# Provided records
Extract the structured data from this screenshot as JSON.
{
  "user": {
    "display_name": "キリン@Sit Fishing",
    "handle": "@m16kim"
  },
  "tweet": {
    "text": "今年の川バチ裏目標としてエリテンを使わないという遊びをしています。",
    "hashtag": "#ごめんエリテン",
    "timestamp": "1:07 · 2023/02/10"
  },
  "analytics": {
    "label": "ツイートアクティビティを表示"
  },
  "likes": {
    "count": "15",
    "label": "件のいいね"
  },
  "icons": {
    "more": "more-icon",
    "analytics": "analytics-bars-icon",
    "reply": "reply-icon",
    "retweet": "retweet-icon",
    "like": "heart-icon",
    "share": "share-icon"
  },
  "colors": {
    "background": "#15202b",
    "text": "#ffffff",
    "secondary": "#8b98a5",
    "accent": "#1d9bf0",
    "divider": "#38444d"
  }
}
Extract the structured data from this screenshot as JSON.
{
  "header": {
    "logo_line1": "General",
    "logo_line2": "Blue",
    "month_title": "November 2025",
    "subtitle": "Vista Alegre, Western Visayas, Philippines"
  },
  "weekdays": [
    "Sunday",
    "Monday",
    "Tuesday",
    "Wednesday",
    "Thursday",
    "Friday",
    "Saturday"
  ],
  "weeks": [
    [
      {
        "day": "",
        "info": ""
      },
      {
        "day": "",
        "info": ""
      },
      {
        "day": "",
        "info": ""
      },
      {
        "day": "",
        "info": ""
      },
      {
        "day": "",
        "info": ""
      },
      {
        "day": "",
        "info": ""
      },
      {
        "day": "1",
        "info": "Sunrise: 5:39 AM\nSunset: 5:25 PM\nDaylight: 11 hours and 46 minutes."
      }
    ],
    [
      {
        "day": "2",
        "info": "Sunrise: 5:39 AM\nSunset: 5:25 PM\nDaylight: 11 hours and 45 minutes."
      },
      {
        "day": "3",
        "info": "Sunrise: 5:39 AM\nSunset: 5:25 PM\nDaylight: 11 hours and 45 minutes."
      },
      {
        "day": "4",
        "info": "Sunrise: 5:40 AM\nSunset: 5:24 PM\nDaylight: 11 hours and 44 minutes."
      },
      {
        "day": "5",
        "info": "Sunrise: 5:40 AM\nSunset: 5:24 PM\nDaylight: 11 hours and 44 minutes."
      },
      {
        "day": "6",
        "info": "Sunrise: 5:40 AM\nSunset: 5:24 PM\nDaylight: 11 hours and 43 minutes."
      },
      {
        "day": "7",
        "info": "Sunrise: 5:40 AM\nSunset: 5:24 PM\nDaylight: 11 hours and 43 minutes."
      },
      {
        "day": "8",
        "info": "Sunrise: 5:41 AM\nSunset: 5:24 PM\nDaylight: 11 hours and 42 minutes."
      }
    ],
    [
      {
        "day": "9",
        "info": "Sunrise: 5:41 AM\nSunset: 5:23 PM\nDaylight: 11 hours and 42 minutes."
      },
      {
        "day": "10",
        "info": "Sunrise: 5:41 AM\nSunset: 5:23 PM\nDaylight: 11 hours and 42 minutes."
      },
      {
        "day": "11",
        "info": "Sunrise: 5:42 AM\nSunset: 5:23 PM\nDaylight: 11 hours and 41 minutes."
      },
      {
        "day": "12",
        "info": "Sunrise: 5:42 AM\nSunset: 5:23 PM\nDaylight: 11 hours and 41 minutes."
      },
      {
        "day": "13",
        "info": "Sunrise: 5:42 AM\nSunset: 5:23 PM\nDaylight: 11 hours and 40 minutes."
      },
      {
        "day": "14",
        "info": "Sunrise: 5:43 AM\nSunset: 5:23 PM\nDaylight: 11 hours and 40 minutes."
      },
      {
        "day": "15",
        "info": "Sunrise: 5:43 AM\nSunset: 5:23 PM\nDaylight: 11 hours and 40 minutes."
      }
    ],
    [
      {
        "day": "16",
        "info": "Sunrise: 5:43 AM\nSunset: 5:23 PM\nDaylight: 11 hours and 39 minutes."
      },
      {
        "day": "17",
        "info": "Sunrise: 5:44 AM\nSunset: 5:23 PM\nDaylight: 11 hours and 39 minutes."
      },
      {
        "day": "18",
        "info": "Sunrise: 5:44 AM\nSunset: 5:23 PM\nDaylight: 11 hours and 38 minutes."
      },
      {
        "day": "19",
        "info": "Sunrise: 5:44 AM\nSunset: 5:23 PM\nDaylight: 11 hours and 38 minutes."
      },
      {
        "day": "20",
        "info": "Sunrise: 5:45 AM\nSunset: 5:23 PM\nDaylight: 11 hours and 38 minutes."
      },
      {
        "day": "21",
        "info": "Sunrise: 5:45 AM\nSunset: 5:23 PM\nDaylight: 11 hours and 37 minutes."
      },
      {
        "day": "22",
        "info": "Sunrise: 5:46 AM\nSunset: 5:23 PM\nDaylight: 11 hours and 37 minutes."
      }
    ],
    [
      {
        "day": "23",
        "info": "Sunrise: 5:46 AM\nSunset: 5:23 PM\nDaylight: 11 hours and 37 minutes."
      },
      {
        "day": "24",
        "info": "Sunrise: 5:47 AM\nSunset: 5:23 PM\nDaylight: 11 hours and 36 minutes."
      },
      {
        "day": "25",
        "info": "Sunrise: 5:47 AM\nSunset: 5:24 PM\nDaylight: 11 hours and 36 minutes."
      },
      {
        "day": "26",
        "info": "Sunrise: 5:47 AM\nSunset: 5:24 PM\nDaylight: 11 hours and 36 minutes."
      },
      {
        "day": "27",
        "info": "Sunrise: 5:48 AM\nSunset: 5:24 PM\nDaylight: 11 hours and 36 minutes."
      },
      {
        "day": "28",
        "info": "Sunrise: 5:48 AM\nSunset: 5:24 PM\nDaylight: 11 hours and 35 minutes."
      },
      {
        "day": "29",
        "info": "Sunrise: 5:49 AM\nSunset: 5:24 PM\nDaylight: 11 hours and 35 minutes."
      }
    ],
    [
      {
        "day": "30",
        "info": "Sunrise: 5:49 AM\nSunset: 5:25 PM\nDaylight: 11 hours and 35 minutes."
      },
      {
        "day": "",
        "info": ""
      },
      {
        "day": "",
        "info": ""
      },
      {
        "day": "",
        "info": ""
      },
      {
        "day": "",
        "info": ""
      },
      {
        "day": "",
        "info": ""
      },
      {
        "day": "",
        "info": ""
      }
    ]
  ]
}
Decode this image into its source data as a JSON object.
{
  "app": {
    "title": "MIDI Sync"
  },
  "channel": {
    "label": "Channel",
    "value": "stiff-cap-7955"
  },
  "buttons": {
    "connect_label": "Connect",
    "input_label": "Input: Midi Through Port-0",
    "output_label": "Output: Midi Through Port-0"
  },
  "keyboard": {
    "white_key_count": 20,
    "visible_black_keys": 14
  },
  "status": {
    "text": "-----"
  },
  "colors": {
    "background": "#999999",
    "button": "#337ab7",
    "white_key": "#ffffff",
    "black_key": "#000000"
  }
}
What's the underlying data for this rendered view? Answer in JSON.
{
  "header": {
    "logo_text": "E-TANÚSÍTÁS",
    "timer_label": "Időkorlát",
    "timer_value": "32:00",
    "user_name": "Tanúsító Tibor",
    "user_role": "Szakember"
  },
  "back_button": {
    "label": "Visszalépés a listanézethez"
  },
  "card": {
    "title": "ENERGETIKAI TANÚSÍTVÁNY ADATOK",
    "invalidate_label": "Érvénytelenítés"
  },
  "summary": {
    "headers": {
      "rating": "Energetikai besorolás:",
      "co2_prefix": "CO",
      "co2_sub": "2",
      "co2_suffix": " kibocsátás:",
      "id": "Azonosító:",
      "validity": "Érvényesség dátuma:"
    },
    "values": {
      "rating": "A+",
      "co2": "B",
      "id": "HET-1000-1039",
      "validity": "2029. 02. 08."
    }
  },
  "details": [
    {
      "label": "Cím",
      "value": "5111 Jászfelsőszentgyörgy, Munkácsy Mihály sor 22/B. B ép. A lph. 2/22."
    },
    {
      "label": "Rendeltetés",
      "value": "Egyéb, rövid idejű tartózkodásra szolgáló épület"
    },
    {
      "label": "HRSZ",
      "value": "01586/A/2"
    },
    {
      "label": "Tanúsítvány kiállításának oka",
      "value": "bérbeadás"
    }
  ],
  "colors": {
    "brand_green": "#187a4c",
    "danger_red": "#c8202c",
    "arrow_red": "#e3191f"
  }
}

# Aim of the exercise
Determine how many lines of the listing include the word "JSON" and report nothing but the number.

# Answer area
4